YOUR TASK ▸ Using the records below, locate all lines containing "heading" and return them.

PROVIDED MATERIAL ▸
========================
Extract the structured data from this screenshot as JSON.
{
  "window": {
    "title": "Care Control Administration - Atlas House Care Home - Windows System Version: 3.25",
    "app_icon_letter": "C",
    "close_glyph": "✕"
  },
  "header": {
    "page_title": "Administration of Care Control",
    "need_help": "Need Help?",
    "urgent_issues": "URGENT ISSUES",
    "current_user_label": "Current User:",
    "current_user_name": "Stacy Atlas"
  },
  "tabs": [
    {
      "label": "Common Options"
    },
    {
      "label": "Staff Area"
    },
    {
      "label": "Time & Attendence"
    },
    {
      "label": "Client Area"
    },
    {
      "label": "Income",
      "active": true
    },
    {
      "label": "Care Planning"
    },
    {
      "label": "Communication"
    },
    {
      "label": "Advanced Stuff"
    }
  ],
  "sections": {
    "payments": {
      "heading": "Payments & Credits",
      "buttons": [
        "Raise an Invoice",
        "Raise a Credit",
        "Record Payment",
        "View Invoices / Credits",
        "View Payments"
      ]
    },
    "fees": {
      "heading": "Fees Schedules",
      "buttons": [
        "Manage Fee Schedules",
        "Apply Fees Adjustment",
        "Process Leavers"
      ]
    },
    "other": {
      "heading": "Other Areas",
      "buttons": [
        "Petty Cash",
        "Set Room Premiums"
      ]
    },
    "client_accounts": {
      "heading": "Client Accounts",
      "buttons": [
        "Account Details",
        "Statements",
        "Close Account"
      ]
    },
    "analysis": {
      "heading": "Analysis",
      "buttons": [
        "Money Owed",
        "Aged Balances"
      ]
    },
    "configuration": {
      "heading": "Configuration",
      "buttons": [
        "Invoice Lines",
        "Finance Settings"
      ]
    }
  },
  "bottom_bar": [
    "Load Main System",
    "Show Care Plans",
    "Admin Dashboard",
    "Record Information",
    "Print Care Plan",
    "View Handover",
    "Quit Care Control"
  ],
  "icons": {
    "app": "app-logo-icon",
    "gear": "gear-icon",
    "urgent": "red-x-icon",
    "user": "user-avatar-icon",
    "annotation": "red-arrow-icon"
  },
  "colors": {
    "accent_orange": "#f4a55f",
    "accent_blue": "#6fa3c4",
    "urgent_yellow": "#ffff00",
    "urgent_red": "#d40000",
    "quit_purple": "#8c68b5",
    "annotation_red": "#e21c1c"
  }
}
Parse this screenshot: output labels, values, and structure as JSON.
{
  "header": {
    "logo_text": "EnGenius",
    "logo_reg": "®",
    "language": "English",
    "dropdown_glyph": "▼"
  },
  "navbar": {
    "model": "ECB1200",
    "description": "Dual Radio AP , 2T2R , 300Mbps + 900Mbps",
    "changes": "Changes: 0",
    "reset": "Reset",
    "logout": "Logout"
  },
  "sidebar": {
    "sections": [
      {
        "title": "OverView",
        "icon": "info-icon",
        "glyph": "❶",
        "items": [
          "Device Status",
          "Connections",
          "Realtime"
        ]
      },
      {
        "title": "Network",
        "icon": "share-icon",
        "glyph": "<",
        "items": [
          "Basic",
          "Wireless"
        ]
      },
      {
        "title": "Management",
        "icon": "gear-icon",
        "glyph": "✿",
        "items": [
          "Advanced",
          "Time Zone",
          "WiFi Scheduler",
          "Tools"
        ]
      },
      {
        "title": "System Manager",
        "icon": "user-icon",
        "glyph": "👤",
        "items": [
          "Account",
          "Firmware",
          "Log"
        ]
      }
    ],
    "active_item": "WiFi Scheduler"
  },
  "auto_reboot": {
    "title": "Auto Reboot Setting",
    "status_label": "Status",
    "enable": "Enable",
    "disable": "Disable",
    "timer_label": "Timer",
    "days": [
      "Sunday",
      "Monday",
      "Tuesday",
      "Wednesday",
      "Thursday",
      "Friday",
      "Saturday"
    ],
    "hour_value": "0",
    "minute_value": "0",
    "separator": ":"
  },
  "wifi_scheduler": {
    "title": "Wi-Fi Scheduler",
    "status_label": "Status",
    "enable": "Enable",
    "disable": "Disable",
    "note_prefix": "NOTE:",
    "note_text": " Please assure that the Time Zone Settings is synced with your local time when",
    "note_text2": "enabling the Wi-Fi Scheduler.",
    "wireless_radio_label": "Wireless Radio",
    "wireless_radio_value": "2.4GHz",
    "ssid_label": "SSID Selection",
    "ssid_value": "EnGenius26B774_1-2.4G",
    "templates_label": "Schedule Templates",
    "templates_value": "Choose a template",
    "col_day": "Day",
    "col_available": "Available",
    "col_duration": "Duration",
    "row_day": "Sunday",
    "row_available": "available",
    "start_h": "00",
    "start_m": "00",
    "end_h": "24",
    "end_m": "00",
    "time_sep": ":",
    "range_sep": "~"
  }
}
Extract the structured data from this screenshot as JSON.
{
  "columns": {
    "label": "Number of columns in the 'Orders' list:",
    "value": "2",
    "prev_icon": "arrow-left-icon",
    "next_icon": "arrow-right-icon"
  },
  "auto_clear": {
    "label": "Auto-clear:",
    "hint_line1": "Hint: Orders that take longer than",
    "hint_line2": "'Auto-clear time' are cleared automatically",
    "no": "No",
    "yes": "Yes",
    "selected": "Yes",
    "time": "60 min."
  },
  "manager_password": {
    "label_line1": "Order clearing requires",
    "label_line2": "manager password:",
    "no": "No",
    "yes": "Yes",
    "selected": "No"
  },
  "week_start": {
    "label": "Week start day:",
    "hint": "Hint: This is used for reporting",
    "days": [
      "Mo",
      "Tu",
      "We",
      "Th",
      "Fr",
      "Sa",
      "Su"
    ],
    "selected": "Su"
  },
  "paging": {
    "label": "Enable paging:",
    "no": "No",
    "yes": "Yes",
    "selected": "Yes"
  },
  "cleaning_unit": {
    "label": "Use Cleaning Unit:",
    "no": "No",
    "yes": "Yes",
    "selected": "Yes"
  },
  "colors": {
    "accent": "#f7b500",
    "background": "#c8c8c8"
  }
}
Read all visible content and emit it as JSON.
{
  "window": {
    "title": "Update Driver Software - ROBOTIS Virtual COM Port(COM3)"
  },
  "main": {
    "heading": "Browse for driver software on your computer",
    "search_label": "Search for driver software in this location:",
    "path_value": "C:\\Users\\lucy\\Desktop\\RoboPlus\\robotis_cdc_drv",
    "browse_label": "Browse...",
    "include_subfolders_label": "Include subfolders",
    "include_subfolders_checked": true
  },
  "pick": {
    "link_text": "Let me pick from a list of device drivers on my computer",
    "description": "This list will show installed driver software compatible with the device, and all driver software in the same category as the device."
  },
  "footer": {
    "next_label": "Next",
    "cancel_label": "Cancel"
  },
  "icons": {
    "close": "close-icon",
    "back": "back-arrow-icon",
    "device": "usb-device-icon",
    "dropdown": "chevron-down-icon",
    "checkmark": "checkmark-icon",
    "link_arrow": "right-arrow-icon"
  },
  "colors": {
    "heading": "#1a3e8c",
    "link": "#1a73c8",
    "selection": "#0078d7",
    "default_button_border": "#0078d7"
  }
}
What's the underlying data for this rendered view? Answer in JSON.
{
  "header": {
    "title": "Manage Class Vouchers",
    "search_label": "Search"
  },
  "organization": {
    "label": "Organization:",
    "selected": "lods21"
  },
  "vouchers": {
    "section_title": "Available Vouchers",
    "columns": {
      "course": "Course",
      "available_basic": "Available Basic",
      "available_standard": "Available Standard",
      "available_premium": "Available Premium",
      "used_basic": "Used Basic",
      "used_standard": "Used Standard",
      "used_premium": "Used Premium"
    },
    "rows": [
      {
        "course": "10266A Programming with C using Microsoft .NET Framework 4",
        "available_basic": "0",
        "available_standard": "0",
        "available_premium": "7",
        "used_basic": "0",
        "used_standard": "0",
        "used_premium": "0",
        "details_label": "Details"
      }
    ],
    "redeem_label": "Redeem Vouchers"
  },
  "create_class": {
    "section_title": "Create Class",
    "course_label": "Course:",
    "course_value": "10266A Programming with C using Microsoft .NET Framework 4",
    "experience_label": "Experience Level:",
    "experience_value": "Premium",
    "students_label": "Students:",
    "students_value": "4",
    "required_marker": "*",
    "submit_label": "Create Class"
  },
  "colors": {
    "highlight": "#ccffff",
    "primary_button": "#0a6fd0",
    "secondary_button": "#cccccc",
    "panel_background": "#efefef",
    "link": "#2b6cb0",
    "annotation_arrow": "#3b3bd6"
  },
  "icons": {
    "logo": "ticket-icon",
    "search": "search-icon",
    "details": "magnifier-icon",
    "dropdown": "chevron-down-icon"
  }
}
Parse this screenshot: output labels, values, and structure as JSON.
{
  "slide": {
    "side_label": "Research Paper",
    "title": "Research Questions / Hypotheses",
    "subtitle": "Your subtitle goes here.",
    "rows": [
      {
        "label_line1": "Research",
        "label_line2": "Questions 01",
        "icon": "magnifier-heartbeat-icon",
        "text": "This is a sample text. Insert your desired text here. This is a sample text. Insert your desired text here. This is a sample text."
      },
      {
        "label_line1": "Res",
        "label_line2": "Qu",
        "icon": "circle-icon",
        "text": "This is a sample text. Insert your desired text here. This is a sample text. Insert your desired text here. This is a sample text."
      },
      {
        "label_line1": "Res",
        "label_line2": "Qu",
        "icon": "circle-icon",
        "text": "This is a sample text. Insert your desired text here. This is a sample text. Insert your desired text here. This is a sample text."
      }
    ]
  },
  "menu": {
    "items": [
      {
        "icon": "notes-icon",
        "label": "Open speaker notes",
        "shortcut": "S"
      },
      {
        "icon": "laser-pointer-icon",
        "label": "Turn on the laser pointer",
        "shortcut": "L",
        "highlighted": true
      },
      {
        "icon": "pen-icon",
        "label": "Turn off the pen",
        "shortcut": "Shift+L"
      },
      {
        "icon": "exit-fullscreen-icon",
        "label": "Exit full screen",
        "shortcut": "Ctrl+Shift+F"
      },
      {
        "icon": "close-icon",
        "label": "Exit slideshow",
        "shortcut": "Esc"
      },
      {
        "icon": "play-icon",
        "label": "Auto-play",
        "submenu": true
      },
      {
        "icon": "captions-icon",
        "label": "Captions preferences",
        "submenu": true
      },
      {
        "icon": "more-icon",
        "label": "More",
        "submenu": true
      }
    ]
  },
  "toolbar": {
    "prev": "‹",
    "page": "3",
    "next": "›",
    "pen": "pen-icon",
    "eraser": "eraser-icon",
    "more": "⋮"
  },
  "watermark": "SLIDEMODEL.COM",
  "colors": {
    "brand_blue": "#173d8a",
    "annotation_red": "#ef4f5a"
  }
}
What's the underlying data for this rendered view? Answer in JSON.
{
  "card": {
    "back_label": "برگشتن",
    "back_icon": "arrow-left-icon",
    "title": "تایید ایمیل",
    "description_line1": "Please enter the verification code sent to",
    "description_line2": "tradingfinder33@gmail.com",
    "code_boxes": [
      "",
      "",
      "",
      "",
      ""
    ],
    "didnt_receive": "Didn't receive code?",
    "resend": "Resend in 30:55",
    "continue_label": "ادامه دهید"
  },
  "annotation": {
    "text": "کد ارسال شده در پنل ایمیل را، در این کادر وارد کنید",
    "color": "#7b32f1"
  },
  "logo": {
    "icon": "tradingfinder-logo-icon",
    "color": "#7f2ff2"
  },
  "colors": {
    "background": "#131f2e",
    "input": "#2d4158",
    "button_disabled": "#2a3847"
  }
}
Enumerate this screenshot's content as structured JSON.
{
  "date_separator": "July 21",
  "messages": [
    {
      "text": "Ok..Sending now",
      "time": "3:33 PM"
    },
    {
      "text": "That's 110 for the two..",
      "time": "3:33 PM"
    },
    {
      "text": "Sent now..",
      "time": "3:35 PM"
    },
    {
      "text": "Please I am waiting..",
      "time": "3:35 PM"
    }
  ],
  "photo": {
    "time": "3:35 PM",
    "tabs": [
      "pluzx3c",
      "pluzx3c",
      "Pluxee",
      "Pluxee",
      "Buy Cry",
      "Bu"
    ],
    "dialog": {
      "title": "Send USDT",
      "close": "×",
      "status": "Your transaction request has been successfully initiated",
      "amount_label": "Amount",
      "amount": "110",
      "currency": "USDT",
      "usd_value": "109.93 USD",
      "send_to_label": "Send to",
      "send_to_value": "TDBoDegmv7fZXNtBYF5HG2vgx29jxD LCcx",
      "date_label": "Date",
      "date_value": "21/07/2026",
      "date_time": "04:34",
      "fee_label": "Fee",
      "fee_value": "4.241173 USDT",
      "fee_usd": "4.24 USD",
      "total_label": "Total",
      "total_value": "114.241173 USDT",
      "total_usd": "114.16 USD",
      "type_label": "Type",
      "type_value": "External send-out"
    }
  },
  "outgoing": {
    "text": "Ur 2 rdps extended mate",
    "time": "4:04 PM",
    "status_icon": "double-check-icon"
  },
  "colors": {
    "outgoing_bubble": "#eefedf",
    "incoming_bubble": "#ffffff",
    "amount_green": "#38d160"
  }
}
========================
TASK SOLUTION ▸
      "heading": "Payments & Credits",
      "heading": "Fees Schedules",
      "heading": "Other Areas",
      "heading": "Client Accounts",
      "heading": "Analysis",
      "heading": "Configuration",
    "heading": "Browse for driver software on your computer",
    "heading": "#1a3e8c",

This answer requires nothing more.